▶ **Task item**:
Go through the material line by line and tally those containing the string "campagna". Only the tally is wanted.

▶ **Material provided**:
== Segment start ==
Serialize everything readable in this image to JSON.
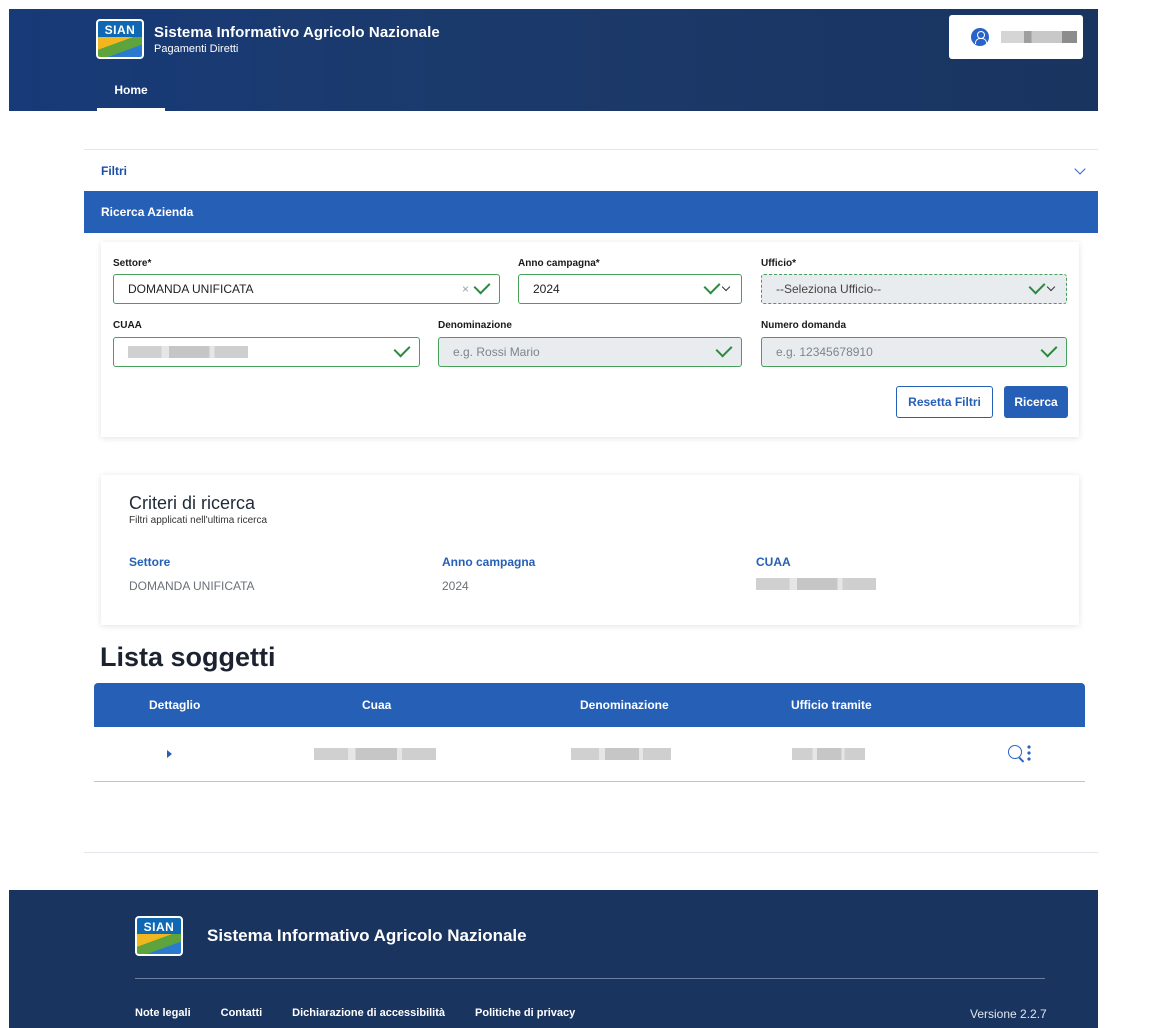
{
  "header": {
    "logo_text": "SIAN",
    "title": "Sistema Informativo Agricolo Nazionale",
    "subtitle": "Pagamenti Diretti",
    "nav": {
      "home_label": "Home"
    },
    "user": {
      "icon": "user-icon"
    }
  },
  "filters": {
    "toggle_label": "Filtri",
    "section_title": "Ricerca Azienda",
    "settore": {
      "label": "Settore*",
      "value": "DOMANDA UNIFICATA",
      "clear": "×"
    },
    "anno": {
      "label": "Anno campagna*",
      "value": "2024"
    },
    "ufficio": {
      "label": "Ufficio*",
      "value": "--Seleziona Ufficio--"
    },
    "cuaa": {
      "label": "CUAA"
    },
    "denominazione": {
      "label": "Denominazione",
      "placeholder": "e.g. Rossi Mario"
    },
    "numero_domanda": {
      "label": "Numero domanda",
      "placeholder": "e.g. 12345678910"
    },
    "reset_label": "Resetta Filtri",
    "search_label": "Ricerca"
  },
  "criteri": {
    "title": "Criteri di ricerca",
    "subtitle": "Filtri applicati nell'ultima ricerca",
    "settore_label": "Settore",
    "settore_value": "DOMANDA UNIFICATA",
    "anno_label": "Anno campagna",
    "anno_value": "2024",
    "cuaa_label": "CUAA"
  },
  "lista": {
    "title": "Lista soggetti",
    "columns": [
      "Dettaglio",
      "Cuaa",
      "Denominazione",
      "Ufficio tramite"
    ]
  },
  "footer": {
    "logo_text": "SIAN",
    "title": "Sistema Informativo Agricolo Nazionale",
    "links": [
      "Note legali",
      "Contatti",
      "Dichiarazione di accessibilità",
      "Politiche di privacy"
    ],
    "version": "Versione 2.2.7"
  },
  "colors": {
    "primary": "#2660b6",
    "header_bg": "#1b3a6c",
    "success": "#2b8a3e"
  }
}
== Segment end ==
▶ **Your response**:
2